(Element data from apps and pages)
- - - - - - -
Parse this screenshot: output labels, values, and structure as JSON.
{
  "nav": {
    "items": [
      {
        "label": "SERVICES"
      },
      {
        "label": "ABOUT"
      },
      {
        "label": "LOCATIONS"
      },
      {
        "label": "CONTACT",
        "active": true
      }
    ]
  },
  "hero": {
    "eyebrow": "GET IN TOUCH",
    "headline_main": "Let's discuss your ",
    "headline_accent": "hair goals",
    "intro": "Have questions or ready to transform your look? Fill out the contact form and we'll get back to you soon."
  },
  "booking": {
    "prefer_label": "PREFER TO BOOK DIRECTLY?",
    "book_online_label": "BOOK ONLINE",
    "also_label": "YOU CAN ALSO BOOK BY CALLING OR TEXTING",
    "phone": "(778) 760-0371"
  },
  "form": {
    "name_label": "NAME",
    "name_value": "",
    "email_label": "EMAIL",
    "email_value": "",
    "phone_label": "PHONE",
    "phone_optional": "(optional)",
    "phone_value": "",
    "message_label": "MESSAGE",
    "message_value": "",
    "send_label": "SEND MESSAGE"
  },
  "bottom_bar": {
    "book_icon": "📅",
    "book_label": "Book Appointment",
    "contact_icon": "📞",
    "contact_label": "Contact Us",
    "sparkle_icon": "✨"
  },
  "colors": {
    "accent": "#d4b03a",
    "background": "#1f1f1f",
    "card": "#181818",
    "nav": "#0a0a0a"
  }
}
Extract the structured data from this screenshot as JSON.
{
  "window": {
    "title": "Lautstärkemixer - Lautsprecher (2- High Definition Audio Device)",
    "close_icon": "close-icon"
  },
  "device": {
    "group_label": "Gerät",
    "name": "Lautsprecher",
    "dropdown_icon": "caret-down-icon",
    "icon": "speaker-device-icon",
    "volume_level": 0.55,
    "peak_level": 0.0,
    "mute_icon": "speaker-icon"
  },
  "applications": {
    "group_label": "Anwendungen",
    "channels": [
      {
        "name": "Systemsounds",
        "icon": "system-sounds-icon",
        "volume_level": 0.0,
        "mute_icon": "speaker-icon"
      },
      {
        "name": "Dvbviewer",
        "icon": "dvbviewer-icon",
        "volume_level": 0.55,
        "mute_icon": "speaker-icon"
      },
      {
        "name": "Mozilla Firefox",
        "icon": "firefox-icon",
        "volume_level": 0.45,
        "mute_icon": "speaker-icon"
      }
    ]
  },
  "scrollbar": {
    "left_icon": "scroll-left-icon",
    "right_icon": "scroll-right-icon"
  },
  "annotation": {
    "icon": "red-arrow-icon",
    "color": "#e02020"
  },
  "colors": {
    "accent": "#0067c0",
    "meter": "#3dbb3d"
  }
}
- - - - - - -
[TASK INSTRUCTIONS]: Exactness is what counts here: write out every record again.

[EXERCISE OUTPUT]:
Parse this screenshot: output labels, values, and structure as JSON.
{
  "nav": {
    "items": [
      {
        "label": "SERVICES"
      },
      {
        "label": "ABOUT"
      },
      {
        "label": "LOCATIONS"
      },
      {
        "label": "CONTACT",
        "active": true
      }
    ]
  },
  "hero": {
    "eyebrow": "GET IN TOUCH",
    "headline_main": "Let's discuss your ",
    "headline_accent": "hair goals",
    "intro": "Have questions or ready to transform your look? Fill out the contact form and we'll get back to you soon."
  },
  "booking": {
    "prefer_label": "PREFER TO BOOK DIRECTLY?",
    "book_online_label": "BOOK ONLINE",
    "also_label": "YOU CAN ALSO BOOK BY CALLING OR TEXTING",
    "phone": "(778) 760-0371"
  },
  "form": {
    "name_label": "NAME",
    "name_value": "",
    "email_label": "EMAIL",
    "email_value": "",
    "phone_label": "PHONE",
    "phone_optional": "(optional)",
    "phone_value": "",
    "message_label": "MESSAGE",
    "message_value": "",
    "send_label": "SEND MESSAGE"
  },
  "bottom_bar": {
    "book_icon": "📅",
    "book_label": "Book Appointment",
    "contact_icon": "📞",
    "contact_label": "Contact Us",
    "sparkle_icon": "✨"
  },
  "colors": {
    "accent": "#d4b03a",
    "background": "#1f1f1f",
    "card": "#181818",
    "nav": "#0a0a0a"
  }
}
Extract the structured data from this screenshot as JSON.
{
  "window": {
    "title": "Lautstärkemixer - Lautsprecher (2- High Definition Audio Device)",
    "close_icon": "close-icon"
  },
  "device": {
    "group_label": "Gerät",
    "name": "Lautsprecher",
    "dropdown_icon": "caret-down-icon",
    "icon": "speaker-device-icon",
    "volume_level": 0.55,
    "peak_level": 0.0,
    "mute_icon": "speaker-icon"
  },
  "applications": {
    "group_label": "Anwendungen",
    "channels": [
      {
        "name": "Systemsounds",
        "icon": "system-sounds-icon",
        "volume_level": 0.0,
        "mute_icon": "speaker-icon"
      },
      {
        "name": "Dvbviewer",
        "icon": "dvbviewer-icon",
        "volume_level": 0.55,
        "mute_icon": "speaker-icon"
      },
      {
        "name": "Mozilla Firefox",
        "icon": "firefox-icon",
        "volume_level": 0.45,
        "mute_icon": "speaker-icon"
      }
    ]
  },
  "scrollbar": {
    "left_icon": "scroll-left-icon",
    "right_icon": "scroll-right-icon"
  },
  "annotation": {
    "icon": "red-arrow-icon",
    "color": "#e02020"
  },
  "colors": {
    "accent": "#0067c0",
    "meter": "#3dbb3d"
  }
}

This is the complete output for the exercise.